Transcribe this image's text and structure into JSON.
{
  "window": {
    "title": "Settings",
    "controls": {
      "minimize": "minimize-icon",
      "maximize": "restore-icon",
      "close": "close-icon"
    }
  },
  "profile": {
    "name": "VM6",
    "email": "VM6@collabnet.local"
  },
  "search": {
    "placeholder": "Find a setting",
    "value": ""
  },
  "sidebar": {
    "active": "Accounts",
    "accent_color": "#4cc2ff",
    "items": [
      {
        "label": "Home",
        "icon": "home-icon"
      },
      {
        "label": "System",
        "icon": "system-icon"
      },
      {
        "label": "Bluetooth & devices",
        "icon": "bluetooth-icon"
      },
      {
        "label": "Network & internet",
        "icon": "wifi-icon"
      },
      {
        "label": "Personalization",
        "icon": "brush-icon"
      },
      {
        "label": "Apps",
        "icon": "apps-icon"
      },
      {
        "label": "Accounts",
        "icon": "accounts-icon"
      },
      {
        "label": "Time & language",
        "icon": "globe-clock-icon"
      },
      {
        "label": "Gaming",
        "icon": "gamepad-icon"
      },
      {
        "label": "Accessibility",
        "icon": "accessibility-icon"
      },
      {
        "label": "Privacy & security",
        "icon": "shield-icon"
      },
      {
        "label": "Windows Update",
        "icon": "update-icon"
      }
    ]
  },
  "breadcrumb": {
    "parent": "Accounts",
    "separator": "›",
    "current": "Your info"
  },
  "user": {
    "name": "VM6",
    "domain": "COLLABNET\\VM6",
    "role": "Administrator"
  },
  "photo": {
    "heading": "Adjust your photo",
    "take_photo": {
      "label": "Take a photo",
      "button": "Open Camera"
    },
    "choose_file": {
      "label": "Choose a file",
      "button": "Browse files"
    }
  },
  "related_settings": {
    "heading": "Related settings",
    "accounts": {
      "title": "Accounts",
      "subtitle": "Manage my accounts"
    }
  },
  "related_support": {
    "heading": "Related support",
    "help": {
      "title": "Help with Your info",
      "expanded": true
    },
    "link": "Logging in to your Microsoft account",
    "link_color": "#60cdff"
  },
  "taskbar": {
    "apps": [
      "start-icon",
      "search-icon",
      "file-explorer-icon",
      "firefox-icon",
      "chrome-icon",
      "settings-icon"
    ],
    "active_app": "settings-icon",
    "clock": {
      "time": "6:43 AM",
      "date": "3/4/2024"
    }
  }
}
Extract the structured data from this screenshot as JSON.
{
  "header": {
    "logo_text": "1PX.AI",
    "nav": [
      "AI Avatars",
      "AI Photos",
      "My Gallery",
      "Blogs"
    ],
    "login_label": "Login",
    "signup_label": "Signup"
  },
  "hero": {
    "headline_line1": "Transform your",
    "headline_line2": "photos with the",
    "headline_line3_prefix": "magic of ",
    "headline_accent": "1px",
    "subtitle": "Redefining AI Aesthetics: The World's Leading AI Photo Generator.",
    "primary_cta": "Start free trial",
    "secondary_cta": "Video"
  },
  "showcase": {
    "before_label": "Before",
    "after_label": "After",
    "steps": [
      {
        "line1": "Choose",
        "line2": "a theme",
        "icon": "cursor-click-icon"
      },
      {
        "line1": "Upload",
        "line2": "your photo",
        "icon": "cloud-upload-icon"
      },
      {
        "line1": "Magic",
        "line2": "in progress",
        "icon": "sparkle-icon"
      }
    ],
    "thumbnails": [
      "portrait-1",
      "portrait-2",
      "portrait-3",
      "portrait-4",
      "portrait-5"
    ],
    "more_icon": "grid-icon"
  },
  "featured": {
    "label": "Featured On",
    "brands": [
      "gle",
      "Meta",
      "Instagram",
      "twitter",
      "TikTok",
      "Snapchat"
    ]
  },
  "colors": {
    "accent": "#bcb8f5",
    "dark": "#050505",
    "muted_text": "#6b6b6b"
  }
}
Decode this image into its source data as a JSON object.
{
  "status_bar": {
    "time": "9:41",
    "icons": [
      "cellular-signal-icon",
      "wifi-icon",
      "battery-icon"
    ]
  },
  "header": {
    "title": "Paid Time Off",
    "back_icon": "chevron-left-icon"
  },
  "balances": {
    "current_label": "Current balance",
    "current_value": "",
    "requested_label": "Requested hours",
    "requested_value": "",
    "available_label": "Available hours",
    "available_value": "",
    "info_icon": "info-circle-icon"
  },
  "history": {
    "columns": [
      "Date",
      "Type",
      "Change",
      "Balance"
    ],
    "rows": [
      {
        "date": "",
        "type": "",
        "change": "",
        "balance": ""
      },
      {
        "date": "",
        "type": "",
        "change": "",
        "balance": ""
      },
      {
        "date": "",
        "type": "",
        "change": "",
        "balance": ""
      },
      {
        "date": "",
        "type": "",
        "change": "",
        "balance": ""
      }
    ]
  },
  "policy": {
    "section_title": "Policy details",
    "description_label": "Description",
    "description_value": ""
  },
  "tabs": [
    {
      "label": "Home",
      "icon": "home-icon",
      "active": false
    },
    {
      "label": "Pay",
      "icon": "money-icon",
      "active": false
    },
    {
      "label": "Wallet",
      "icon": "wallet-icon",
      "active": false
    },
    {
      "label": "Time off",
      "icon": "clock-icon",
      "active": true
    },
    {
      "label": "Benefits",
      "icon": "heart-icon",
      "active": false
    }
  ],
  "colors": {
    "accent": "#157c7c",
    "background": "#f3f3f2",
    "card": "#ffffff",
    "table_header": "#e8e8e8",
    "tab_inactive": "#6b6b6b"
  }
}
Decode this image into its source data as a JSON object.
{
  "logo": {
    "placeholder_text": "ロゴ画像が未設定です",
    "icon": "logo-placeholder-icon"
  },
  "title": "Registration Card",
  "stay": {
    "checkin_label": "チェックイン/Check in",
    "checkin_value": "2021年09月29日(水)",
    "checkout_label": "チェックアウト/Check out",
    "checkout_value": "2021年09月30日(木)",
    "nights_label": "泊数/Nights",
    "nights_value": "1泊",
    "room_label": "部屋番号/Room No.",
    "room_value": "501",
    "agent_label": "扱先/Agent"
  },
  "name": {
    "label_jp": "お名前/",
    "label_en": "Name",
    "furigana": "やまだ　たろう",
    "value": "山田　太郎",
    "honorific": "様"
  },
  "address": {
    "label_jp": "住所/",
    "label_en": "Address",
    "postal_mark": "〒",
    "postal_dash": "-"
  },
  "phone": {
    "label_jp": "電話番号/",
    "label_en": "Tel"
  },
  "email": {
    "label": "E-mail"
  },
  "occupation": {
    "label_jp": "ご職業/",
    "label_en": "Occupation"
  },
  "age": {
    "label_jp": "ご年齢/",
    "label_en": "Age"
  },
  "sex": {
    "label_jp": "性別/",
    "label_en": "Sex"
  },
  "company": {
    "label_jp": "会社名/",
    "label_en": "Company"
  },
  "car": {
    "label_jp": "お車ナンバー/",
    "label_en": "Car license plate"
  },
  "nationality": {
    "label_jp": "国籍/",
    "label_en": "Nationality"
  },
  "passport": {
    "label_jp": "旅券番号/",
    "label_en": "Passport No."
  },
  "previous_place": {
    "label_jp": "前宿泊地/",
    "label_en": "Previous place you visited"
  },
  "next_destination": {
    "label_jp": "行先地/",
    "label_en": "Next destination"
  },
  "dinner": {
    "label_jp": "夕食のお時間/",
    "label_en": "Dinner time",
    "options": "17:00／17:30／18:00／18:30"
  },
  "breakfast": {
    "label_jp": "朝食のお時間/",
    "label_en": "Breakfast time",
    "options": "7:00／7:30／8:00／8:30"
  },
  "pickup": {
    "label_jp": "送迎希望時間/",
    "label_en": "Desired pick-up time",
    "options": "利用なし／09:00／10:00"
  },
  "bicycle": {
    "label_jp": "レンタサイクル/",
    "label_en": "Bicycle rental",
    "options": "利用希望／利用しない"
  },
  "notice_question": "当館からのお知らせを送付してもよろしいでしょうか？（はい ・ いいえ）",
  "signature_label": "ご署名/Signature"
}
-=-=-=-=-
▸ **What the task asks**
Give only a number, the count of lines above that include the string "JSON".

▸ **Exercise result**
4